- **ABOUT THIS TASK**
Find all the lines in the material below with the word "title", and copy them.

- **DATA FOR REVIEW**

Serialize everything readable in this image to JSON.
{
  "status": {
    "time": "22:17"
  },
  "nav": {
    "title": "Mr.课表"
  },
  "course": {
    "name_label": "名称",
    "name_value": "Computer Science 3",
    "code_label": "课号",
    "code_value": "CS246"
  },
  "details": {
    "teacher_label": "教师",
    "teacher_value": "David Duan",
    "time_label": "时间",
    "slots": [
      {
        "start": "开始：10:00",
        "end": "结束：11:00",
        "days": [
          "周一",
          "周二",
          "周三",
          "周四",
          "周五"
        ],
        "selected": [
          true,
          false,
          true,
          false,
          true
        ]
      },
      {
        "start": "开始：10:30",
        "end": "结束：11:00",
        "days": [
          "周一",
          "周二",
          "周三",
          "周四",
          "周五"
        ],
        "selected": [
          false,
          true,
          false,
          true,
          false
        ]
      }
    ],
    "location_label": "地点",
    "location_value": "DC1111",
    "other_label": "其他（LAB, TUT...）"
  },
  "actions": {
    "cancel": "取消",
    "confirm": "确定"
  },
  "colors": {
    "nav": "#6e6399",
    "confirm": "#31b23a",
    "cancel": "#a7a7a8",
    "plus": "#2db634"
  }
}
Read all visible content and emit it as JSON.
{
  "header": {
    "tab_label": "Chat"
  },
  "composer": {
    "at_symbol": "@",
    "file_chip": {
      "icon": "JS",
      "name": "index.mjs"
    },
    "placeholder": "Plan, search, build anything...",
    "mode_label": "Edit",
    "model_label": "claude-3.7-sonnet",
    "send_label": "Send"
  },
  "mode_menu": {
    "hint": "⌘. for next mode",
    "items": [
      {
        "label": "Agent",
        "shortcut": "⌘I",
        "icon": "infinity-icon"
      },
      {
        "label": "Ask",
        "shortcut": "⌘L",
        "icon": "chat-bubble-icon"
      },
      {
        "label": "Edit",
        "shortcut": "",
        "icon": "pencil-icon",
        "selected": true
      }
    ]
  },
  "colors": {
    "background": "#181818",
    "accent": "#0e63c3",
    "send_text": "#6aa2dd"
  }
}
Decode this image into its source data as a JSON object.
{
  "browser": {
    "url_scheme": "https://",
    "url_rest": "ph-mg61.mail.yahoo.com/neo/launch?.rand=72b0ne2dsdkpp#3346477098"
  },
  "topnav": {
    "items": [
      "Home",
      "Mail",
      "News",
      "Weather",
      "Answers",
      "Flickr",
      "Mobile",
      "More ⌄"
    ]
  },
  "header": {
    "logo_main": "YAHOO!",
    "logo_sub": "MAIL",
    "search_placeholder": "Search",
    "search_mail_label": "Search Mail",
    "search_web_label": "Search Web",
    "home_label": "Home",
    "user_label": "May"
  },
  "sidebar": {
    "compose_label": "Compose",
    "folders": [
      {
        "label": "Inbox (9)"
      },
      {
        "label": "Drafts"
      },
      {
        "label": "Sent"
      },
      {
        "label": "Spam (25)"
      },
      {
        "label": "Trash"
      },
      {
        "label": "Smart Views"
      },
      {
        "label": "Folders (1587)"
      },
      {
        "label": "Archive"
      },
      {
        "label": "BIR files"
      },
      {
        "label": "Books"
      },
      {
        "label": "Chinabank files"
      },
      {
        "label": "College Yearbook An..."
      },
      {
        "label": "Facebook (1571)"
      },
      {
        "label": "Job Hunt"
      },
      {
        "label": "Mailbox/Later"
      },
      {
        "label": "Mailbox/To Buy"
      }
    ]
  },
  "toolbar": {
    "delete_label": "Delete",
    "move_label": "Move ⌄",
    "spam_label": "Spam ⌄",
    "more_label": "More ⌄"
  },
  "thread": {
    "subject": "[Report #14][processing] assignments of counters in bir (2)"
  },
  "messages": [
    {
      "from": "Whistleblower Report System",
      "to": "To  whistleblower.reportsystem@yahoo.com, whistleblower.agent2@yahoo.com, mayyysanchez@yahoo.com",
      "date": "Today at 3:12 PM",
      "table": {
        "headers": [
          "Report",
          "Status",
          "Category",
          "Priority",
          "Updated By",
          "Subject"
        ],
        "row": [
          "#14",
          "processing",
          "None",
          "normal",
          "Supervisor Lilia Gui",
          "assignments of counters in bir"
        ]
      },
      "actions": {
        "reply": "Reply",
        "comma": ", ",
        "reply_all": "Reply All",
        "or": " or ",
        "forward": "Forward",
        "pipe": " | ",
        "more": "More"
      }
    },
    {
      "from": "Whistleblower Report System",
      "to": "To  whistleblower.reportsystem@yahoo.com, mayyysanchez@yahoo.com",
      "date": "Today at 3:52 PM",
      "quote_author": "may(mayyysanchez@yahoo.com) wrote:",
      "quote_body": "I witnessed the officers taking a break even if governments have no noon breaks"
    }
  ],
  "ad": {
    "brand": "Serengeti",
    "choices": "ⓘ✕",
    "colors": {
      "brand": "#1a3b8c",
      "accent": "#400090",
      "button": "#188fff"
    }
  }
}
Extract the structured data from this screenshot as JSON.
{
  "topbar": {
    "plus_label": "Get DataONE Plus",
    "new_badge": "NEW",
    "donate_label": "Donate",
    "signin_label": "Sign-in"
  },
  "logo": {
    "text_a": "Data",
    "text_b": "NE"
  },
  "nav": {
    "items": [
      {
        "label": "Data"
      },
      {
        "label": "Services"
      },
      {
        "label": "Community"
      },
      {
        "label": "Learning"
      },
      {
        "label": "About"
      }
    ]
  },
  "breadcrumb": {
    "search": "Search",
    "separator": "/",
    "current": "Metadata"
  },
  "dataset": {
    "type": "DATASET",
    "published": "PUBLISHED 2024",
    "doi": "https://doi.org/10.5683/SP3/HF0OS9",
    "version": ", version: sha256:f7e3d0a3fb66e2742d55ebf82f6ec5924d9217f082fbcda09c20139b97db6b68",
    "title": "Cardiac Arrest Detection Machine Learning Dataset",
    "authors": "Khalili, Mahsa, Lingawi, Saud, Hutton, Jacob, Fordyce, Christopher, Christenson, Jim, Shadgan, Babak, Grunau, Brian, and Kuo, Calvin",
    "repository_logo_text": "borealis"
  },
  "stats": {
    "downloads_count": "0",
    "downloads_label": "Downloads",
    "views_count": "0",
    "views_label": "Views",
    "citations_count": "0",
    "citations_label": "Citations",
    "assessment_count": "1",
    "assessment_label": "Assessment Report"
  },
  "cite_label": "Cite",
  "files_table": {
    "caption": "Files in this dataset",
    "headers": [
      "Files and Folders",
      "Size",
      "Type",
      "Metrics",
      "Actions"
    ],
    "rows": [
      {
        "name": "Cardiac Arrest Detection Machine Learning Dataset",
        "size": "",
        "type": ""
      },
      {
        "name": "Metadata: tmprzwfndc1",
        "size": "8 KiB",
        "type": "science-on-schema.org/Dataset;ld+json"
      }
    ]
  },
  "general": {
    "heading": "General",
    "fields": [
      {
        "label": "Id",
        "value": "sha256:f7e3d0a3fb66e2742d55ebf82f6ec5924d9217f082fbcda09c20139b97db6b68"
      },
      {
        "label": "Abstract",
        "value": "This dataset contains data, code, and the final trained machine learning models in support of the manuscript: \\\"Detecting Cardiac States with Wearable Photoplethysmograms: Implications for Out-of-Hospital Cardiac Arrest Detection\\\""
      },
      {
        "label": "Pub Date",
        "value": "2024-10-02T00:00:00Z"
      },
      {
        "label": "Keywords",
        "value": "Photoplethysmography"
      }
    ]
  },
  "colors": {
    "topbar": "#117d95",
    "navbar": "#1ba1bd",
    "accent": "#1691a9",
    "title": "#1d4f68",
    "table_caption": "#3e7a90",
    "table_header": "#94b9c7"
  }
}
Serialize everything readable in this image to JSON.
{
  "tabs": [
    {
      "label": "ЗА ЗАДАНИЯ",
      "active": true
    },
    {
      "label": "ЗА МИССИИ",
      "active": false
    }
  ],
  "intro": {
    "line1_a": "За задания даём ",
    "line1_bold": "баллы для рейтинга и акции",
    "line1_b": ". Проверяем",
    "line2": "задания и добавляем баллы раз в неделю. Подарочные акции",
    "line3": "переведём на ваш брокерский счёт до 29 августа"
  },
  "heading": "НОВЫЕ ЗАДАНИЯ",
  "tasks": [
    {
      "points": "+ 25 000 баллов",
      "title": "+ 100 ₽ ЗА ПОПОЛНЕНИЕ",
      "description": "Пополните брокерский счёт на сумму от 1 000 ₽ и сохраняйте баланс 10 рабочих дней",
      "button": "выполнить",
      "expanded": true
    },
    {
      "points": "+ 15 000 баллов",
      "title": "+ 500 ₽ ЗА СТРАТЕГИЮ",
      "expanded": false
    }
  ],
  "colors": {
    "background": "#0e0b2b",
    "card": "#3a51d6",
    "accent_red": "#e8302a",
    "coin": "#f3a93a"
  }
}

- **ANSWER AREA**
    "title": "Mr.课表"
    "title": "Cardiac Arrest Detection Machine Learning Dataset",
    "title": "#1d4f68",
      "title": "+ 100 ₽ ЗА ПОПОЛНЕНИЕ",
      "title": "+ 500 ₽ ЗА СТРАТЕГИЮ",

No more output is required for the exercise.